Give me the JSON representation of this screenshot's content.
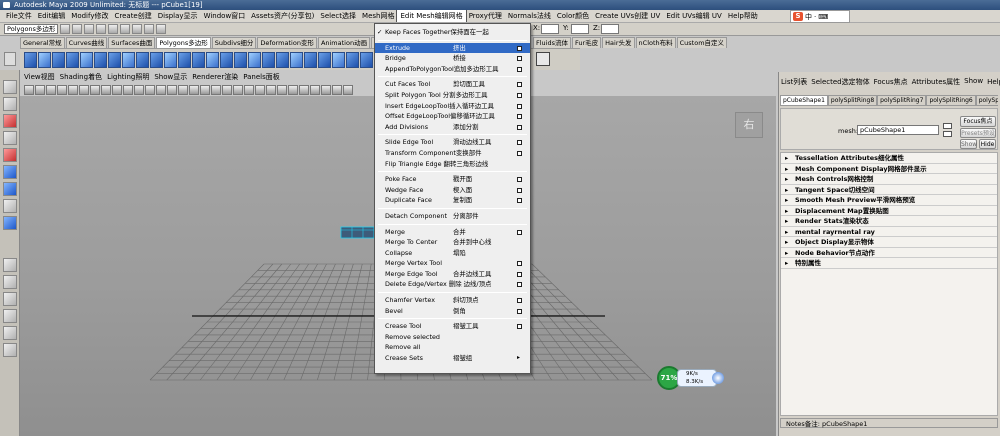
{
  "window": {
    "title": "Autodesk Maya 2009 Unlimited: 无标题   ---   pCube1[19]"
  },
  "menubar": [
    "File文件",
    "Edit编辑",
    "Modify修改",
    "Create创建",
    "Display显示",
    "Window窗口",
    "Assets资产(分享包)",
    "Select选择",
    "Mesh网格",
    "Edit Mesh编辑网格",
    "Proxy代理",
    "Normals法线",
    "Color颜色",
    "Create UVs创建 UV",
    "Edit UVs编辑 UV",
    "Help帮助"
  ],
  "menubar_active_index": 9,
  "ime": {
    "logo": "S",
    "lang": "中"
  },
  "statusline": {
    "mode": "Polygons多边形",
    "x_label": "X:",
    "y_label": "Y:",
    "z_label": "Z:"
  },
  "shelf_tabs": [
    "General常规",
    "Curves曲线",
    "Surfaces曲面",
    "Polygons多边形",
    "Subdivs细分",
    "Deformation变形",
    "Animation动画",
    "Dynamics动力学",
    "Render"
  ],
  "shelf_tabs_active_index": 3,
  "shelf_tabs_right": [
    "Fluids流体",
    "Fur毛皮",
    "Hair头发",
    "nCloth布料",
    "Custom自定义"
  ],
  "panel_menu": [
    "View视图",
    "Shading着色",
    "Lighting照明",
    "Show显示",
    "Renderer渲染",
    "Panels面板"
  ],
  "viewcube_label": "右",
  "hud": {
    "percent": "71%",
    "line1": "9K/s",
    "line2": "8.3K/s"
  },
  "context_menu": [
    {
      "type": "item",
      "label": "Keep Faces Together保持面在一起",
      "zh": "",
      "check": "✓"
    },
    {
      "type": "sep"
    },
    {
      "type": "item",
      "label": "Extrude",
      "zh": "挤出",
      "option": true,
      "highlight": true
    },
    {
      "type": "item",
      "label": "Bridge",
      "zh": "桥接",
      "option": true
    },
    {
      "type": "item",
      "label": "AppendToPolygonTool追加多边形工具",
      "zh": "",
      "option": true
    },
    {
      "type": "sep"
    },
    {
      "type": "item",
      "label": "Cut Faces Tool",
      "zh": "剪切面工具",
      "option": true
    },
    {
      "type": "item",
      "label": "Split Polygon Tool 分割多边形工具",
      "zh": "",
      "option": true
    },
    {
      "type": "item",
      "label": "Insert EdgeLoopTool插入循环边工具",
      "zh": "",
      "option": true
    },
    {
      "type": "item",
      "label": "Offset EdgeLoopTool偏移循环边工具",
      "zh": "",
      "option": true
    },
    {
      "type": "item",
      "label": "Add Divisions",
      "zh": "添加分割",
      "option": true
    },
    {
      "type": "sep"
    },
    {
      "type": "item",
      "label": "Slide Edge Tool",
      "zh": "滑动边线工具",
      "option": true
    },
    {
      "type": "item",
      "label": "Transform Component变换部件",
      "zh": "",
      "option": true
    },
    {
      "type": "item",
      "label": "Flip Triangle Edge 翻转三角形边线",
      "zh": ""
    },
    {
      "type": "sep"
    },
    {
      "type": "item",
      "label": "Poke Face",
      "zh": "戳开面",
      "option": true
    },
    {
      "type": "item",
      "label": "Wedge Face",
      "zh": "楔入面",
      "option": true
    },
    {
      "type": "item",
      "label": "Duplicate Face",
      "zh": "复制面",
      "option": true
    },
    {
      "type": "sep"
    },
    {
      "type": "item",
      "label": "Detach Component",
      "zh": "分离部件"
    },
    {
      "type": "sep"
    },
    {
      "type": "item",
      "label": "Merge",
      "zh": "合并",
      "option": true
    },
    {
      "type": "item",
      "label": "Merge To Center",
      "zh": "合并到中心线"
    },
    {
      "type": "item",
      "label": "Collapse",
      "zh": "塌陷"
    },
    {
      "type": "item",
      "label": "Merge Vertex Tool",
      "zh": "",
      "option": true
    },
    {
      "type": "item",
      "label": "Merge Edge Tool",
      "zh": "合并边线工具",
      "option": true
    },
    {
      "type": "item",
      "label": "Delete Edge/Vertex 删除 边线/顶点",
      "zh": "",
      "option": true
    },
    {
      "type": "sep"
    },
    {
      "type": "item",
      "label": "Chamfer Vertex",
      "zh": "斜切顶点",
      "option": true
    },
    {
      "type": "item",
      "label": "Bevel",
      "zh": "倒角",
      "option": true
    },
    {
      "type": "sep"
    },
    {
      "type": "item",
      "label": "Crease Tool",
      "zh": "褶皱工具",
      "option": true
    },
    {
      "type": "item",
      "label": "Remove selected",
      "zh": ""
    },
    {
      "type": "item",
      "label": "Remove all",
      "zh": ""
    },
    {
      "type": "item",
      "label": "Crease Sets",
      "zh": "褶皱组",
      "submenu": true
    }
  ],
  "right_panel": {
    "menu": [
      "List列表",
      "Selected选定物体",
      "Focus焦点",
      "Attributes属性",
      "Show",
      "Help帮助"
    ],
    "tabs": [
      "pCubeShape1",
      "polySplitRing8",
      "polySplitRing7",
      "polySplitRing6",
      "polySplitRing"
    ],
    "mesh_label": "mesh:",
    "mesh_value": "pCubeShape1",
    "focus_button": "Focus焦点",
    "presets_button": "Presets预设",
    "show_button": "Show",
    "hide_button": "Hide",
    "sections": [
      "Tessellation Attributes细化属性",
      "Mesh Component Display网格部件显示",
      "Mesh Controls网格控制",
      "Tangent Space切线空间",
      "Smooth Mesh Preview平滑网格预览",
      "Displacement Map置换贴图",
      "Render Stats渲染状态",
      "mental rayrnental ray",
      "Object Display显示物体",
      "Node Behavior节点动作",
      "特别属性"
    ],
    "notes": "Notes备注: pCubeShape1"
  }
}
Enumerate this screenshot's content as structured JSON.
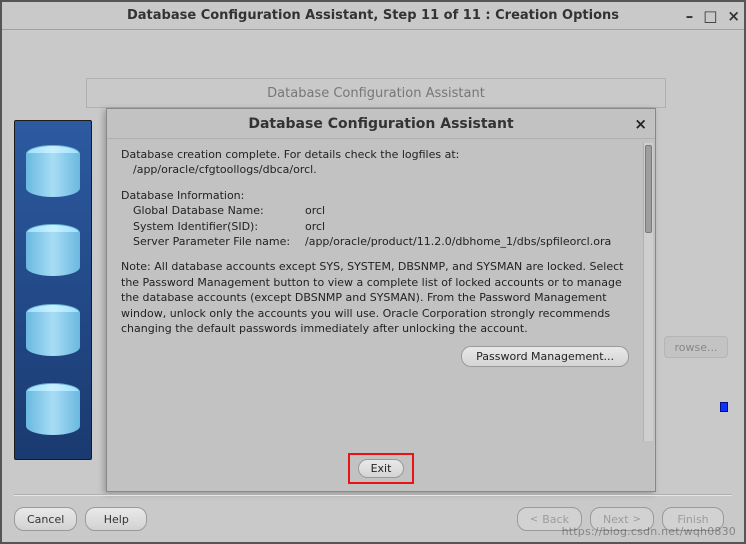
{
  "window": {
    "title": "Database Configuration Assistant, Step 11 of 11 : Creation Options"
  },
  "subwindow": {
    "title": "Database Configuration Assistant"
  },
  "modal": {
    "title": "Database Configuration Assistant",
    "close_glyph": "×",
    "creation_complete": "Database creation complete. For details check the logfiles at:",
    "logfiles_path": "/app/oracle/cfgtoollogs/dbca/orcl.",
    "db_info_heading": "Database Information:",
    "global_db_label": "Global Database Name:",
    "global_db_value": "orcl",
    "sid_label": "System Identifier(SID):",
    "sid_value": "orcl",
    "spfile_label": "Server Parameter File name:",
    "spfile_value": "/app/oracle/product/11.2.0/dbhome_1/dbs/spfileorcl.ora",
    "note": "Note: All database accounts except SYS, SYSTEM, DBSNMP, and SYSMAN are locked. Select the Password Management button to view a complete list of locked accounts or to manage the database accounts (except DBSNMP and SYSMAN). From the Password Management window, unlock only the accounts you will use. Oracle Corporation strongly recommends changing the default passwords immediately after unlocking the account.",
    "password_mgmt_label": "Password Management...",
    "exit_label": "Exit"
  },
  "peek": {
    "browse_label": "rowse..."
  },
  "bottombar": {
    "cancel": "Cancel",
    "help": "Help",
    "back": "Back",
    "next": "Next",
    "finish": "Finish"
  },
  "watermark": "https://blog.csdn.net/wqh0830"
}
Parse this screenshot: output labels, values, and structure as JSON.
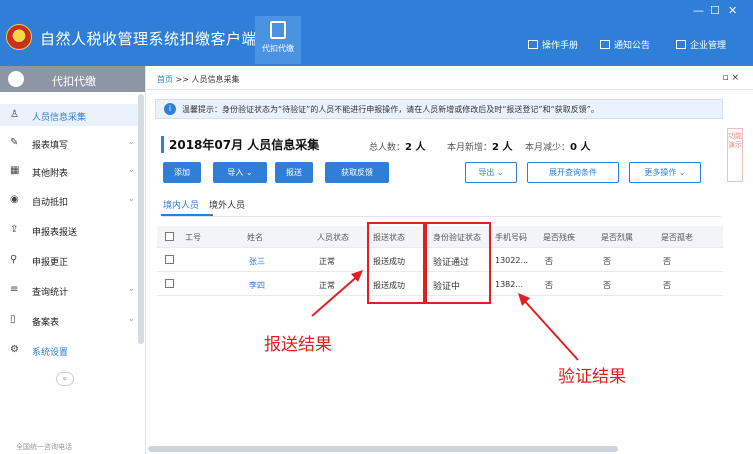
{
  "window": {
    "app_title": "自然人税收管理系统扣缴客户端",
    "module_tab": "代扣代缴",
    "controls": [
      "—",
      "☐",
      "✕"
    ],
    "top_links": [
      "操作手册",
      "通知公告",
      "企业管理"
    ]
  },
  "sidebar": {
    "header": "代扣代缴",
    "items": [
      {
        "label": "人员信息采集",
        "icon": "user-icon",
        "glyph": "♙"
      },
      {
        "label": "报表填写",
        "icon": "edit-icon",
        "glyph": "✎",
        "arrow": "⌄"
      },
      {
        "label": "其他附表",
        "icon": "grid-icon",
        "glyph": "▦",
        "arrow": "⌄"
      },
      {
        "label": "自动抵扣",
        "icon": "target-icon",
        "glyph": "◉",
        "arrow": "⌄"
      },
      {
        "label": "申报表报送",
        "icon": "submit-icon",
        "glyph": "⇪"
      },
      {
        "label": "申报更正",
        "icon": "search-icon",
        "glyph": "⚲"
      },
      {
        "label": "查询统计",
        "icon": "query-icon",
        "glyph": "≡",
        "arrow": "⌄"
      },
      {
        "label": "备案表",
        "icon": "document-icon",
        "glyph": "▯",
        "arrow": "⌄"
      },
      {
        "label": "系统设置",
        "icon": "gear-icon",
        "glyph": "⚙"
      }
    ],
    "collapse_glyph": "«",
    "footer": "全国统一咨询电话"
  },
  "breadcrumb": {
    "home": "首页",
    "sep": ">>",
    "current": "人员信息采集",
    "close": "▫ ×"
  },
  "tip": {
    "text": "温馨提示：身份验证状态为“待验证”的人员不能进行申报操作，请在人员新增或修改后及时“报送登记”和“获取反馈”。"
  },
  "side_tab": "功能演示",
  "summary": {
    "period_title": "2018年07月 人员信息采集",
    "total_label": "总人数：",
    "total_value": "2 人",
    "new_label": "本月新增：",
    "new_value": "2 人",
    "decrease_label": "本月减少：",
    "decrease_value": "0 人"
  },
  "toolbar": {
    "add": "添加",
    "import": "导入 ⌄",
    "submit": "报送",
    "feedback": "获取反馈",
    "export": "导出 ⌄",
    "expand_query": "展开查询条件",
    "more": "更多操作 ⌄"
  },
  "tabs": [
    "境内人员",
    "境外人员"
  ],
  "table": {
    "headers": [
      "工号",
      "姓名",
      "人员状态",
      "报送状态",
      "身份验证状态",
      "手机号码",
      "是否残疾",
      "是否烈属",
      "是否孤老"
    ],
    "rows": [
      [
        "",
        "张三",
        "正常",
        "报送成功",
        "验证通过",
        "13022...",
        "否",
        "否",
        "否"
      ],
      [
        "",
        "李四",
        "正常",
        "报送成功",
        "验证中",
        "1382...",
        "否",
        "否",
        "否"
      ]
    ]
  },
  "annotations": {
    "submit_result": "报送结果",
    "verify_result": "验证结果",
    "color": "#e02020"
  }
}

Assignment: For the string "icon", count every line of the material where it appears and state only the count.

Exercise output: 9